* [Task to carry out]: What is needed is every line of the data that includes the word "feature". Please copy each one.

(Records excerpted from a collection)
BEGIN

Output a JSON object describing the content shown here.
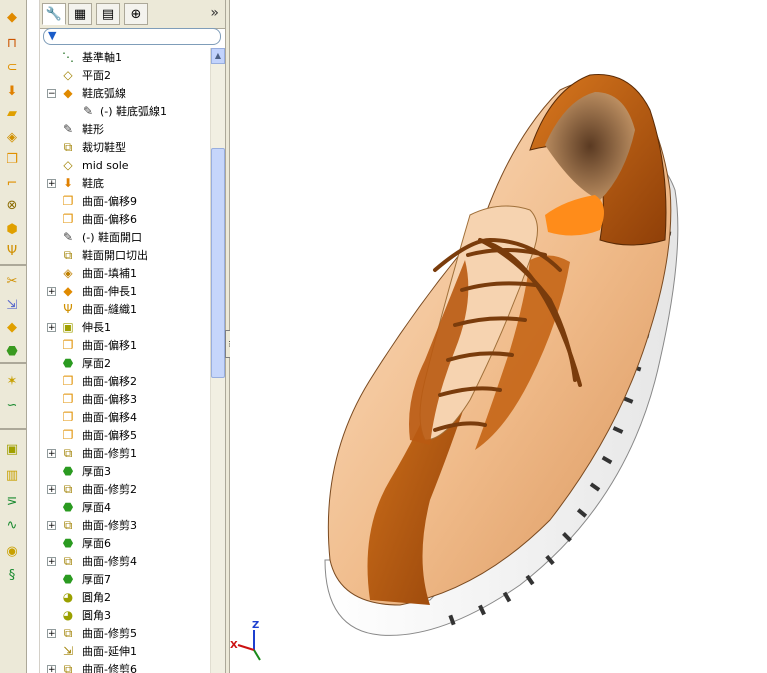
{
  "toolbar": {
    "buttons": [
      {
        "icon": "extrude-feature-icon",
        "glyph": "◆",
        "color": "#e08a00",
        "interactable": true
      },
      {
        "icon": "revolve-feature-icon",
        "glyph": "⊓",
        "color": "#cc5500",
        "interactable": true
      },
      {
        "icon": "sweep-feature-icon",
        "glyph": "⊂",
        "color": "#e09000",
        "interactable": true
      },
      {
        "icon": "loft-feature-icon",
        "glyph": "⬇",
        "color": "#e08000",
        "interactable": true
      },
      {
        "icon": "boundary-surface-icon",
        "glyph": "▰",
        "color": "#e0a000",
        "interactable": true
      },
      {
        "icon": "planar-surface-icon",
        "glyph": "◈",
        "color": "#d09000",
        "interactable": true
      },
      {
        "icon": "offset-surface-icon",
        "glyph": "❐",
        "color": "#e09000",
        "interactable": true
      },
      {
        "icon": "radiate-surface-icon",
        "glyph": "⌐",
        "color": "#e09000",
        "interactable": true
      },
      {
        "icon": "delete-face-icon",
        "glyph": "⊗",
        "color": "#8a6a00",
        "interactable": true
      },
      {
        "icon": "replace-face-icon",
        "glyph": "⬢",
        "color": "#e0a000",
        "interactable": true
      },
      {
        "icon": "knit-surface-icon",
        "glyph": "Ψ",
        "color": "#d09000",
        "interactable": true
      },
      {
        "icon": "trim-surface-icon",
        "glyph": "✂",
        "color": "#d09000",
        "interactable": true
      },
      {
        "icon": "extend-surface-icon",
        "glyph": "⇲",
        "color": "#5a6acc",
        "interactable": true
      },
      {
        "icon": "fill-surface-icon",
        "glyph": "◆",
        "color": "#e0a000",
        "interactable": true
      },
      {
        "icon": "thicken-icon",
        "glyph": "⬣",
        "color": "#3a9a20",
        "interactable": true
      },
      {
        "icon": "split-line-icon",
        "glyph": "✶",
        "color": "#c8a000",
        "interactable": true
      },
      {
        "icon": "curve-through-points-icon",
        "glyph": "∽",
        "color": "#1a8a30",
        "interactable": true
      },
      {
        "icon": "sketch-rectangle-icon",
        "glyph": "▣",
        "color": "#a0a000",
        "interactable": true
      },
      {
        "icon": "mirror-icon",
        "glyph": "▥",
        "color": "#c8a000",
        "interactable": true
      },
      {
        "icon": "polyline-icon",
        "glyph": "⋝",
        "color": "#1a8a30",
        "interactable": true
      },
      {
        "icon": "spline-icon",
        "glyph": "∿",
        "color": "#1a8a30",
        "interactable": true
      },
      {
        "icon": "helix-icon",
        "glyph": "◉",
        "color": "#c8a000",
        "interactable": true
      },
      {
        "icon": "spiral-icon",
        "glyph": "§",
        "color": "#1a8a30",
        "interactable": true
      }
    ]
  },
  "panel_tabs": [
    {
      "icon": "feature-manager-icon",
      "glyph": "🔧",
      "active": true
    },
    {
      "icon": "property-manager-icon",
      "glyph": "▦",
      "active": false
    },
    {
      "icon": "configuration-manager-icon",
      "glyph": "▤",
      "active": false
    },
    {
      "icon": "dimxpert-manager-icon",
      "glyph": "⊕",
      "active": false
    }
  ],
  "panel_more_label": "»",
  "filter": {
    "icon": "filter-icon",
    "glyph": "▼"
  },
  "tree": {
    "items": [
      {
        "label": "基準軸1",
        "icon": "axis-icon",
        "glyph": "⋱",
        "color": "#1a6a1a",
        "expander": "",
        "indent": false
      },
      {
        "label": "平面2",
        "icon": "plane-icon",
        "glyph": "◇",
        "color": "#a08000",
        "expander": "",
        "indent": false
      },
      {
        "label": "鞋底弧線",
        "icon": "surface-feature-icon",
        "glyph": "◆",
        "color": "#e08a00",
        "expander": "−",
        "indent": false
      },
      {
        "label": "(-) 鞋底弧線1",
        "icon": "sketch-icon",
        "glyph": "✎",
        "color": "#444444",
        "expander": "",
        "indent": true
      },
      {
        "label": "鞋形",
        "icon": "sketch-icon",
        "glyph": "✎",
        "color": "#444444",
        "expander": "",
        "indent": false
      },
      {
        "label": "裁切鞋型",
        "icon": "split-line-icon",
        "glyph": "⧉",
        "color": "#a08000",
        "expander": "",
        "indent": false
      },
      {
        "label": "mid sole",
        "icon": "plane-icon",
        "glyph": "◇",
        "color": "#a08000",
        "expander": "",
        "indent": false
      },
      {
        "label": "鞋底",
        "icon": "surface-loft-icon",
        "glyph": "⬇",
        "color": "#e08000",
        "expander": "+",
        "indent": false
      },
      {
        "label": "曲面-偏移9",
        "icon": "offset-surface-icon",
        "glyph": "❐",
        "color": "#e09000",
        "expander": "",
        "indent": false
      },
      {
        "label": "曲面-偏移6",
        "icon": "offset-surface-icon",
        "glyph": "❐",
        "color": "#e09000",
        "expander": "",
        "indent": false
      },
      {
        "label": "(-) 鞋面開口",
        "icon": "sketch-icon",
        "glyph": "✎",
        "color": "#444444",
        "expander": "",
        "indent": false
      },
      {
        "label": "鞋面開口切出",
        "icon": "split-line-icon",
        "glyph": "⧉",
        "color": "#a08000",
        "expander": "",
        "indent": false
      },
      {
        "label": "曲面-填補1",
        "icon": "fill-surface-icon",
        "glyph": "◈",
        "color": "#c08000",
        "expander": "",
        "indent": false
      },
      {
        "label": "曲面-伸長1",
        "icon": "extrude-surface-icon",
        "glyph": "◆",
        "color": "#e08a00",
        "expander": "+",
        "indent": false
      },
      {
        "label": "曲面-縫織1",
        "icon": "knit-surface-icon",
        "glyph": "Ψ",
        "color": "#d09000",
        "expander": "",
        "indent": false
      },
      {
        "label": "伸長1",
        "icon": "extrude-boss-icon",
        "glyph": "▣",
        "color": "#a0a000",
        "expander": "+",
        "indent": false
      },
      {
        "label": "曲面-偏移1",
        "icon": "offset-surface-icon",
        "glyph": "❐",
        "color": "#e09000",
        "expander": "",
        "indent": false
      },
      {
        "label": "厚面2",
        "icon": "thicken-icon",
        "glyph": "⬣",
        "color": "#2a9a20",
        "expander": "",
        "indent": false
      },
      {
        "label": "曲面-偏移2",
        "icon": "offset-surface-icon",
        "glyph": "❐",
        "color": "#e09000",
        "expander": "",
        "indent": false
      },
      {
        "label": "曲面-偏移3",
        "icon": "offset-surface-icon",
        "glyph": "❐",
        "color": "#e09000",
        "expander": "",
        "indent": false
      },
      {
        "label": "曲面-偏移4",
        "icon": "offset-surface-icon",
        "glyph": "❐",
        "color": "#e09000",
        "expander": "",
        "indent": false
      },
      {
        "label": "曲面-偏移5",
        "icon": "offset-surface-icon",
        "glyph": "❐",
        "color": "#e09000",
        "expander": "",
        "indent": false
      },
      {
        "label": "曲面-修剪1",
        "icon": "trim-surface-icon",
        "glyph": "⧉",
        "color": "#a08000",
        "expander": "+",
        "indent": false
      },
      {
        "label": "厚面3",
        "icon": "thicken-icon",
        "glyph": "⬣",
        "color": "#2a9a20",
        "expander": "",
        "indent": false
      },
      {
        "label": "曲面-修剪2",
        "icon": "trim-surface-icon",
        "glyph": "⧉",
        "color": "#a08000",
        "expander": "+",
        "indent": false
      },
      {
        "label": "厚面4",
        "icon": "thicken-icon",
        "glyph": "⬣",
        "color": "#2a9a20",
        "expander": "",
        "indent": false
      },
      {
        "label": "曲面-修剪3",
        "icon": "trim-surface-icon",
        "glyph": "⧉",
        "color": "#a08000",
        "expander": "+",
        "indent": false
      },
      {
        "label": "厚面6",
        "icon": "thicken-icon",
        "glyph": "⬣",
        "color": "#2a9a20",
        "expander": "",
        "indent": false
      },
      {
        "label": "曲面-修剪4",
        "icon": "trim-surface-icon",
        "glyph": "⧉",
        "color": "#a08000",
        "expander": "+",
        "indent": false
      },
      {
        "label": "厚面7",
        "icon": "thicken-icon",
        "glyph": "⬣",
        "color": "#2a9a20",
        "expander": "",
        "indent": false
      },
      {
        "label": "圓角2",
        "icon": "fillet-icon",
        "glyph": "◕",
        "color": "#9aa000",
        "expander": "",
        "indent": false
      },
      {
        "label": "圓角3",
        "icon": "fillet-icon",
        "glyph": "◕",
        "color": "#9aa000",
        "expander": "",
        "indent": false
      },
      {
        "label": "曲面-修剪5",
        "icon": "trim-surface-icon",
        "glyph": "⧉",
        "color": "#a08000",
        "expander": "+",
        "indent": false
      },
      {
        "label": "曲面-延伸1",
        "icon": "extend-surface-icon",
        "glyph": "⇲",
        "color": "#a08000",
        "expander": "",
        "indent": false
      },
      {
        "label": "曲面-修剪6",
        "icon": "trim-surface-icon",
        "glyph": "⧉",
        "color": "#a08000",
        "expander": "+",
        "indent": false
      }
    ]
  },
  "viewport": {
    "model": "shoe-model",
    "triad": {
      "x_label": "X",
      "z_label": "Z"
    },
    "colors": {
      "upper_light": "#f2c49a",
      "upper_dark": "#b95a12",
      "lace": "#7a3c0c",
      "sole": "#f4f4f4",
      "insole": "#ff8c1a",
      "tongue": "#f6d3b0"
    }
  }
}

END

* [Finished task]:
        "icon": "extrude-feature-icon",
        "icon": "revolve-feature-icon",
        "icon": "sweep-feature-icon",
        "icon": "loft-feature-icon",
      "icon": "feature-manager-icon",
        "icon": "surface-feature-icon",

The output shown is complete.